_RECORDS_
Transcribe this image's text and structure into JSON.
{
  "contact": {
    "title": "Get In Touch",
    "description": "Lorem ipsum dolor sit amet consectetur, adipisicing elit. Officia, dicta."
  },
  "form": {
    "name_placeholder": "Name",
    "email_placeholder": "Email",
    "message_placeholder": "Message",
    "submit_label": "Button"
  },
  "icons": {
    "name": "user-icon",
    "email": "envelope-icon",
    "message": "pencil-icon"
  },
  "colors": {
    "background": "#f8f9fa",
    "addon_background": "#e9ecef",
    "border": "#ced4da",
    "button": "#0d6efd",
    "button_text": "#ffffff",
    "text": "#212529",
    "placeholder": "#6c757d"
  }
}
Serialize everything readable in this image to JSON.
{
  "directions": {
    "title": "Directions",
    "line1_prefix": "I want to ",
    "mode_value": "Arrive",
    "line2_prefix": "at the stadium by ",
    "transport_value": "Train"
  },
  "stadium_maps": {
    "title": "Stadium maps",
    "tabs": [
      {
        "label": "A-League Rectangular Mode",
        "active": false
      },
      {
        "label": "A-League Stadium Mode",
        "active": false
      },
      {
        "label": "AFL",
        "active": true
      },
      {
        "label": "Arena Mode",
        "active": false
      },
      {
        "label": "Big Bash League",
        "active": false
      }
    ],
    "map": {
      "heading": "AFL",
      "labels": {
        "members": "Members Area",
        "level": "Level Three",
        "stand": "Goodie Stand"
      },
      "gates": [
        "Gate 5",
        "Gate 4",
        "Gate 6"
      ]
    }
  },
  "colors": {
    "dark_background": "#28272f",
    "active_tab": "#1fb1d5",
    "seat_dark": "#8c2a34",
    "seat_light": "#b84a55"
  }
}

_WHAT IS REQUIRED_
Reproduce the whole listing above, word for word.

_ANSWER TO THIS PROBLEM_
Transcribe this image's text and structure into JSON.
{
  "contact": {
    "title": "Get In Touch",
    "description": "Lorem ipsum dolor sit amet consectetur, adipisicing elit. Officia, dicta."
  },
  "form": {
    "name_placeholder": "Name",
    "email_placeholder": "Email",
    "message_placeholder": "Message",
    "submit_label": "Button"
  },
  "icons": {
    "name": "user-icon",
    "email": "envelope-icon",
    "message": "pencil-icon"
  },
  "colors": {
    "background": "#f8f9fa",
    "addon_background": "#e9ecef",
    "border": "#ced4da",
    "button": "#0d6efd",
    "button_text": "#ffffff",
    "text": "#212529",
    "placeholder": "#6c757d"
  }
}
Serialize everything readable in this image to JSON.
{
  "directions": {
    "title": "Directions",
    "line1_prefix": "I want to ",
    "mode_value": "Arrive",
    "line2_prefix": "at the stadium by ",
    "transport_value": "Train"
  },
  "stadium_maps": {
    "title": "Stadium maps",
    "tabs": [
      {
        "label": "A-League Rectangular Mode",
        "active": false
      },
      {
        "label": "A-League Stadium Mode",
        "active": false
      },
      {
        "label": "AFL",
        "active": true
      },
      {
        "label": "Arena Mode",
        "active": false
      },
      {
        "label": "Big Bash League",
        "active": false
      }
    ],
    "map": {
      "heading": "AFL",
      "labels": {
        "members": "Members Area",
        "level": "Level Three",
        "stand": "Goodie Stand"
      },
      "gates": [
        "Gate 5",
        "Gate 4",
        "Gate 6"
      ]
    }
  },
  "colors": {
    "dark_background": "#28272f",
    "active_tab": "#1fb1d5",
    "seat_dark": "#8c2a34",
    "seat_light": "#b84a55"
  }
}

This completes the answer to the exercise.